▸ **Interface dataset entries**
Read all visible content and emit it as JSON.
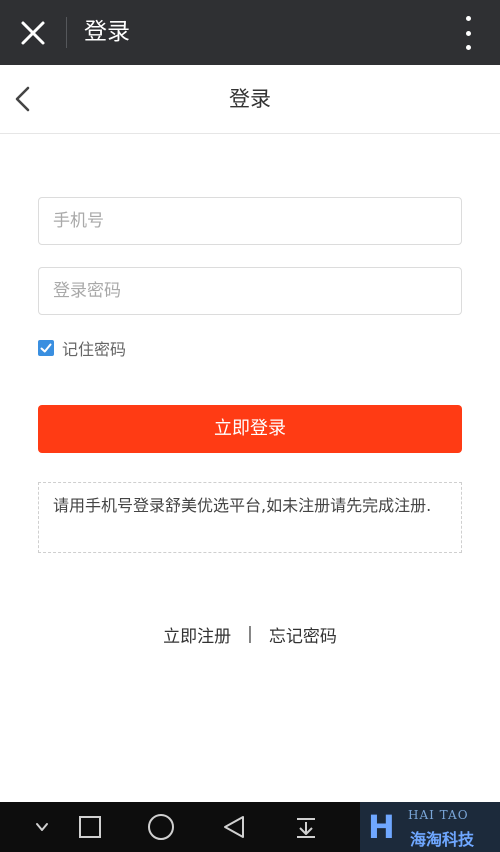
{
  "topbar": {
    "title": "登录",
    "close_icon": "close-icon",
    "more_icon": "more-vertical-icon"
  },
  "header": {
    "title": "登录",
    "back_icon": "chevron-left-icon"
  },
  "form": {
    "phone_placeholder": "手机号",
    "phone_value": "",
    "password_placeholder": "登录密码",
    "password_value": "",
    "remember_label": "记住密码",
    "remember_checked": true,
    "login_label": "立即登录"
  },
  "notice": {
    "text": "请用手机号登录舒美优选平台,如未注册请先完成注册."
  },
  "links": {
    "register": "立即注册",
    "separator": "|",
    "forgot": "忘记密码"
  },
  "watermark": {
    "top": "HAI TAO",
    "bottom": "海淘科技"
  },
  "colors": {
    "topbar_bg": "#2f3033",
    "primary": "#ff3b14",
    "checkbox": "#3a8fe0",
    "navbar_bg": "#0d0d0d"
  },
  "navbar": {
    "icons": [
      "chevron-down-icon",
      "square-icon",
      "circle-icon",
      "triangle-back-icon",
      "download-arrow-icon"
    ]
  }
}
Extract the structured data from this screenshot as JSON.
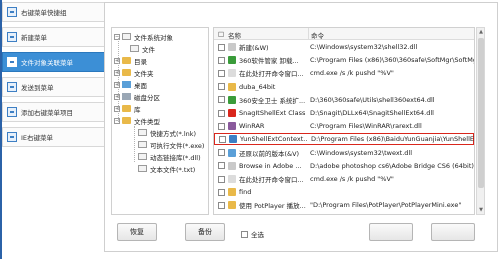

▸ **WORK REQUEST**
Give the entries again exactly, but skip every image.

▸ **ANSWER BOX**
Read all visible content and emit it as JSON.
{
  "topbar": {
    "title": "登录",
    "close_icon": "close-icon",
    "more_icon": "more-vertical-icon"
  },
  "header": {
    "title": "登录",
    "back_icon": "chevron-left-icon"
  },
  "form": {
    "phone_placeholder": "手机号",
    "phone_value": "",
    "password_placeholder": "登录密码",
    "password_value": "",
    "remember_label": "记住密码",
    "remember_checked": true,
    "login_label": "立即登录"
  },
  "notice": {
    "text": "请用手机号登录舒美优选平台,如未注册请先完成注册."
  },
  "links": {
    "register": "立即注册",
    "separator": "|",
    "forgot": "忘记密码"
  },
  "watermark": {
    "top": "HAI TAO",
    "bottom": "海淘科技"
  },
  "colors": {
    "topbar_bg": "#2f3033",
    "primary": "#ff3b14",
    "checkbox": "#3a8fe0",
    "navbar_bg": "#0d0d0d"
  },
  "navbar": {
    "icons": [
      "chevron-down-icon",
      "square-icon",
      "circle-icon",
      "triangle-back-icon",
      "download-arrow-icon"
    ]
  }
}
Extract the structured data from this screenshot as JSON.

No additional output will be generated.